# Exercise directions
Give the number of lines in the records that include the word "panel", and nothing besides.

┌─ Records for this task

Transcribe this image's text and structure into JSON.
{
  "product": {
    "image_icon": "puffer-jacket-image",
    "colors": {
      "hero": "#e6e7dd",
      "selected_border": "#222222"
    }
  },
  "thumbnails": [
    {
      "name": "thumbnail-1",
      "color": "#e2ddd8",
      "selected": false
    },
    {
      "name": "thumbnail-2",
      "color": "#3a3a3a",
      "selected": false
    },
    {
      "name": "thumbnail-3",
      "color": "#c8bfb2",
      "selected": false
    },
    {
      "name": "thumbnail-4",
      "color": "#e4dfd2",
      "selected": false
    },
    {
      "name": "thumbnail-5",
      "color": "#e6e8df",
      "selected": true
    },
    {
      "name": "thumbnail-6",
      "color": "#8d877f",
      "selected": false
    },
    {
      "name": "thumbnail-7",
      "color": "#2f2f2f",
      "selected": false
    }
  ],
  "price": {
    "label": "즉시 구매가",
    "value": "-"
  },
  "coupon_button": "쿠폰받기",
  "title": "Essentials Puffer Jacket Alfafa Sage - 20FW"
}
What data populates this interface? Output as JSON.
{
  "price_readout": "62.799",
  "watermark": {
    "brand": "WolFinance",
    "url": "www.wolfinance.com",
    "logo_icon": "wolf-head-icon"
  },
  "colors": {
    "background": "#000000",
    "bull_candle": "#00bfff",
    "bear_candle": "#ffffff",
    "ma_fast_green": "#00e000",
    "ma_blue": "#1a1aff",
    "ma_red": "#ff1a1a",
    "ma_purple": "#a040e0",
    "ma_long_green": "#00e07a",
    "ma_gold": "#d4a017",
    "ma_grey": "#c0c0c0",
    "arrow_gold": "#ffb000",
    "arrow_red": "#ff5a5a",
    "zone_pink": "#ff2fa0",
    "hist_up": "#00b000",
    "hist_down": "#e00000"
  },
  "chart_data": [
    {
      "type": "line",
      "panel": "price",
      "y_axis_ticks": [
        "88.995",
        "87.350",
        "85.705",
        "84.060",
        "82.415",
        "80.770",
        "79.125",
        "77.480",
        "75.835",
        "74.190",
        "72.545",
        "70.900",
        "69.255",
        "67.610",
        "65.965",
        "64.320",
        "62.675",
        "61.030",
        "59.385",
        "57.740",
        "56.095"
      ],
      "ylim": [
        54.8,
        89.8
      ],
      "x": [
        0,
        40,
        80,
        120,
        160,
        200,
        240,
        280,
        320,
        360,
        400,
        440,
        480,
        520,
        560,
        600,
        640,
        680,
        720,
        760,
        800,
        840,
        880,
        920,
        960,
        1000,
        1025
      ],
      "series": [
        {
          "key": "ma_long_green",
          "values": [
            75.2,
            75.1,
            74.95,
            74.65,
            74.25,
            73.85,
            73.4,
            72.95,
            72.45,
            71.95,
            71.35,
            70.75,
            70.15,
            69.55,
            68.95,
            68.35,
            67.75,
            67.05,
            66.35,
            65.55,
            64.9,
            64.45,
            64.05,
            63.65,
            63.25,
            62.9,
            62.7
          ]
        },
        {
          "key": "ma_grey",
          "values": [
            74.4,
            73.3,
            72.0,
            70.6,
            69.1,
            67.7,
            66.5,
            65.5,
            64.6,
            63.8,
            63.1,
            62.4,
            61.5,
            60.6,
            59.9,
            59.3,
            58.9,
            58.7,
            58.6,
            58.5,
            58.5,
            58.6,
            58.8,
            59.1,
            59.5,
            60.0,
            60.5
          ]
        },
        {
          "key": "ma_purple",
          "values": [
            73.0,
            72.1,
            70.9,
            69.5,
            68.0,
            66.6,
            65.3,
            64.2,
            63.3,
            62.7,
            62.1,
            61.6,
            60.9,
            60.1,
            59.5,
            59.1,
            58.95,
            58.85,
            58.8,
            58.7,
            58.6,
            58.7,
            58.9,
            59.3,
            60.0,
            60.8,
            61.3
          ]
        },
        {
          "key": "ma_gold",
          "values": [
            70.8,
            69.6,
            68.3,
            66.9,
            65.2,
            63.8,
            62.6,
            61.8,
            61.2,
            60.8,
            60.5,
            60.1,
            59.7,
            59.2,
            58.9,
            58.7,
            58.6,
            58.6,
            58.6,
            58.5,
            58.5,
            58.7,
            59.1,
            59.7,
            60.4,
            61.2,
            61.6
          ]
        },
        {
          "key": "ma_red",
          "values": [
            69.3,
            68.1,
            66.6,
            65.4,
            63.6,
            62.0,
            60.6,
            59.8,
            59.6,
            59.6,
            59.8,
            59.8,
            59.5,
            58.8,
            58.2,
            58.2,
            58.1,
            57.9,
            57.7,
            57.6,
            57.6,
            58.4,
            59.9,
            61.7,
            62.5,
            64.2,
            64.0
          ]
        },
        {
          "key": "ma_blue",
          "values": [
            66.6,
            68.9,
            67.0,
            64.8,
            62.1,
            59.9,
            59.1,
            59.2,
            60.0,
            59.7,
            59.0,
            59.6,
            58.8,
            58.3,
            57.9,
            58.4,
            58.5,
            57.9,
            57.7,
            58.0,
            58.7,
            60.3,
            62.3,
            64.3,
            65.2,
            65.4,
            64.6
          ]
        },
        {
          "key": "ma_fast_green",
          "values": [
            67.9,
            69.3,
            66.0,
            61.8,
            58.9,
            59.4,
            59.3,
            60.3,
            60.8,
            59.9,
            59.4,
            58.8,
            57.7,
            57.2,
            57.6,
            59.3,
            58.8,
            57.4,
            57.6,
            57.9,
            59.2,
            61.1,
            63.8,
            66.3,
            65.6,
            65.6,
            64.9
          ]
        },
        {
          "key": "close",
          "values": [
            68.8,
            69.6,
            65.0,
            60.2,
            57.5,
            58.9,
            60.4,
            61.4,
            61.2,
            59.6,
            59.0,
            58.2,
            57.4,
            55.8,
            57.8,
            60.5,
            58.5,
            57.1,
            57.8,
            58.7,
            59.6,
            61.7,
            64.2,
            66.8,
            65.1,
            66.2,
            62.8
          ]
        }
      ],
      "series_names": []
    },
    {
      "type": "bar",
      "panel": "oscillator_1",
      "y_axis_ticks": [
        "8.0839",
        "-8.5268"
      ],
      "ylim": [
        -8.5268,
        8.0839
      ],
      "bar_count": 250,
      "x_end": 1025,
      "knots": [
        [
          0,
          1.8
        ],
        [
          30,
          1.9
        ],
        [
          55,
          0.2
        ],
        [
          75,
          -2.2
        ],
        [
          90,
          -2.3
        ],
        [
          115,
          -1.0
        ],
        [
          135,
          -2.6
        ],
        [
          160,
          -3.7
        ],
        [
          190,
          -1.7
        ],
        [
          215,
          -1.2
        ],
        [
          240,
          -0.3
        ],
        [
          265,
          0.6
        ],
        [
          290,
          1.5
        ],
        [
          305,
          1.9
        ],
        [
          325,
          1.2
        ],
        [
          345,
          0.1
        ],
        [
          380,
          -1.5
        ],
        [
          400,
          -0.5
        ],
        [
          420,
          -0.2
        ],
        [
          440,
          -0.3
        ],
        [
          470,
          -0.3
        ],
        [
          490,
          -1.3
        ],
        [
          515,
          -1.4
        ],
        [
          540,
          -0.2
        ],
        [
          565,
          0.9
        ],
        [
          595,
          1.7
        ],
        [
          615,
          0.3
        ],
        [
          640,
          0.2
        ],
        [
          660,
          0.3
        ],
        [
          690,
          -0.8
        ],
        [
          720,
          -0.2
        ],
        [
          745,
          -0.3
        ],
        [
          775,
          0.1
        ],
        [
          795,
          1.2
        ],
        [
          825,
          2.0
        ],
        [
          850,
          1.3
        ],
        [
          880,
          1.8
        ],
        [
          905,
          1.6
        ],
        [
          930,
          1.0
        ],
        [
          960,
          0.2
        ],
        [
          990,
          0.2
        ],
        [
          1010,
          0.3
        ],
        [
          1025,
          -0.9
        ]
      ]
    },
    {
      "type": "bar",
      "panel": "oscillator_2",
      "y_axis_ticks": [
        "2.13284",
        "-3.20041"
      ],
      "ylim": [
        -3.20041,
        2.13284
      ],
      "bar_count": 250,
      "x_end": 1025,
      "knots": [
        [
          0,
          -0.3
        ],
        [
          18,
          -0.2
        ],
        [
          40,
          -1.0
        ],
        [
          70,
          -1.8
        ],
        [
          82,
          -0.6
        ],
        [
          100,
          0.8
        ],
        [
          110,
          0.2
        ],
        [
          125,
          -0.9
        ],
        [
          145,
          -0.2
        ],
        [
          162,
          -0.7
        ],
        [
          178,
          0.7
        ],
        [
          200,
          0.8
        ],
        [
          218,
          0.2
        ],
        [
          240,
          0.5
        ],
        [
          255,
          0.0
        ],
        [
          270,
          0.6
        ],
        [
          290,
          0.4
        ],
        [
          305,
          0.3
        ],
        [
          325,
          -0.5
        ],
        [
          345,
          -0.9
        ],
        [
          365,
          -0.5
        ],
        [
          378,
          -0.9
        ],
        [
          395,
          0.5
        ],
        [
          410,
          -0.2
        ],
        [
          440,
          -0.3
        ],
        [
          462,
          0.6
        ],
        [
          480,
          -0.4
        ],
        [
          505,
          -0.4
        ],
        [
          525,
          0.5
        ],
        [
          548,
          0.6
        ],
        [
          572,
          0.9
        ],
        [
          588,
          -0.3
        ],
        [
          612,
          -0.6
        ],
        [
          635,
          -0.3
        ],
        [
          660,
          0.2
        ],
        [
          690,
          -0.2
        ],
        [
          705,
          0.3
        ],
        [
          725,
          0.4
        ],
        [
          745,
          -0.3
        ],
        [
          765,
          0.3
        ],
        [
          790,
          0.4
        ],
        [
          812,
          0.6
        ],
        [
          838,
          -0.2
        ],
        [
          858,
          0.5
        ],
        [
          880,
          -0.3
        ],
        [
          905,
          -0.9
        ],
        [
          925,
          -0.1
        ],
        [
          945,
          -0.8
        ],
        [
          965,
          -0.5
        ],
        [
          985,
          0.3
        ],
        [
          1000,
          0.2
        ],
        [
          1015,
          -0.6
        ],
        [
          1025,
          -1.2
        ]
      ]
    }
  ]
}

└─

# Task solution
3